Karen Ore: I think that consulting a qualified allergist and/or gastroenterologist is important, as is keeping a food diary, if people suspect that the food they are eating is the problem or part of the problem. Food allergies, intolerances and sensitivities as well as Celiac disease are complex issues, and getting professional help is important. I also think that doing your own research is empowering. It seems to me that when food is diagnosed as the culprit, we are told what not to eat without a lot of emphasis on what else is available to us. Flipping that around and concentrating on what you can eat is less depressing and more useful.
CCF: Are there books, websites, or other resources that you like to recommend?
Karen Ore: I cook a lot of foods from cultures that are not as heavily based on wheat, dairy and eggs. My Thai, Vietnamese, Japanese, and Indian cookbooks are used often, as well as the Moosewood cookbooks. Blogs/ Websites that I really like are Indian As Apple Pie, Fat Free Vegan Kitchen, Eating Well, and the Food Allergy and Anaphylaxis Network.
CCF: I took one of your cooking lessons and came away with some recipes that were so good that my free-eating friends love them. Thank you for permission to use them on this website (see Can Not Fail to Impress Double Chocolate Cookies and Dinner Biscuits). Are you still on the lookout for new recipes and flour blends?
Karen Ore: Thank you, I am so glad that they are being used and appreciated. My goal when developing recipes is to make it so that everyone can enjoy the food whether they have dietary restrictions or not. I am always experimenting with new ideas, ingredients, and ways to make food that I can safely eat and enjoy. To me it is a success when someone doesn’t realize they are eating a special diet food.
CCF: I love that, too. Do you work with kids?

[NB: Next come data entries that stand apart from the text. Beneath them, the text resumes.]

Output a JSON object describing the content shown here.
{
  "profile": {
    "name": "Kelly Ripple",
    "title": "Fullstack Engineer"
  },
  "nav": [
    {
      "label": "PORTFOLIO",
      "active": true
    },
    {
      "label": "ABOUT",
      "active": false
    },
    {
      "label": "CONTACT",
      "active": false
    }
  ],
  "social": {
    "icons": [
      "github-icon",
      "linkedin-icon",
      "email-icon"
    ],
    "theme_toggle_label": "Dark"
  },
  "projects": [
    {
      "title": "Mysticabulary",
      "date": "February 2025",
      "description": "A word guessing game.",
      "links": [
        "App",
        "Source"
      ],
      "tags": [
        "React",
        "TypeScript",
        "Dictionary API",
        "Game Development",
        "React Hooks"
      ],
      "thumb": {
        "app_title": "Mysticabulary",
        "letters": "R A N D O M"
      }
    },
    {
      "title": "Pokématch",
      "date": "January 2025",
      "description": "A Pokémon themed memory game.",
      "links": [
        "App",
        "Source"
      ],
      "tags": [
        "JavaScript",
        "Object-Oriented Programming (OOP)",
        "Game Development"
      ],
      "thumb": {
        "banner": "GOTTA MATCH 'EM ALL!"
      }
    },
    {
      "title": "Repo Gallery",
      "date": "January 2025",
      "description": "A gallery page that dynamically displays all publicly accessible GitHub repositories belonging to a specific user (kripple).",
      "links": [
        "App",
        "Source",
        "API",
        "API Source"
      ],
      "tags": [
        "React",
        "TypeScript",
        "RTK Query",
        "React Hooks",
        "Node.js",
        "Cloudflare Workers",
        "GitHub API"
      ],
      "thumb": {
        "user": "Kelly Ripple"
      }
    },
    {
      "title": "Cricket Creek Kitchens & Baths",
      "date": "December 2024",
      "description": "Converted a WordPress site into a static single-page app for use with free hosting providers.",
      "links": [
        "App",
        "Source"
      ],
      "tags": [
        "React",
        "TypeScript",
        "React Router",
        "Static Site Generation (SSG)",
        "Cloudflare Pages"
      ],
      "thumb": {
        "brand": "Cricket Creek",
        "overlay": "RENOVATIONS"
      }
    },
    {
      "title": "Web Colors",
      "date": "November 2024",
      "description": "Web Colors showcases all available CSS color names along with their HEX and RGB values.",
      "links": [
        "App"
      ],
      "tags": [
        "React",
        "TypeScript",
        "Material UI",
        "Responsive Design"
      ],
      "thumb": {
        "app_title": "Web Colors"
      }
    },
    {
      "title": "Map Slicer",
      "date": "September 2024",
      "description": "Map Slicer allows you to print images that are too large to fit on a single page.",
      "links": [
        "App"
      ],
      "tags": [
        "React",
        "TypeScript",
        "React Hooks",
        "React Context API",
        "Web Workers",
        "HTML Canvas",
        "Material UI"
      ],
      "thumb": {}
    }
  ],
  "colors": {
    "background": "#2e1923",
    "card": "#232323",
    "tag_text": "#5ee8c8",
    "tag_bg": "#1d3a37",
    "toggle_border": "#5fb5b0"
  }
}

Are their issues—or their solutions—a little different?
Karen Ore: While I have not worked with kids who have dietary restrictions, I have taught cooking lessons to children. It seems to me that feeling different can be a bigger issue for younger people, so having food to eat that is as “normal” as possible is especially important.
CCF: Definitely. What factors do you think might be contributing to the upswing in IBS, gluten-free eating, etc. over the last several years?
Karen Ore: I think that there are probably multiple causes and am not sure that any one theory applies to everyone. The increased accessibility of alternative ingredients has helped to make cooking for allergies and food sensitivities more mainstream, which is a real advantage for those of us who need to avoid certain ingredients.
CCF: It certainly is. And now, just for fun: What’s your favorite go-to ingredient … and why?
Karen Ore: I’m not sure I can mention only one. The most useful ingredient for those of us who avoid gluten-containing grains is Xanthan gum, because it allows baked goods to hold together. My favorite is good quality dark chocolate because for a long time finding chocolate without milk added was very difficult. The third isn’t an ingredient—it is a sense of adventure, a willingness to try different ways of cooking to achieve delicious results.
CCF: Karen, thanks for your willingness to be interviewed and for the great recipes!
Recipe coming soon: Karen’s killer biscotti, perfect for a Downton Abbey evening.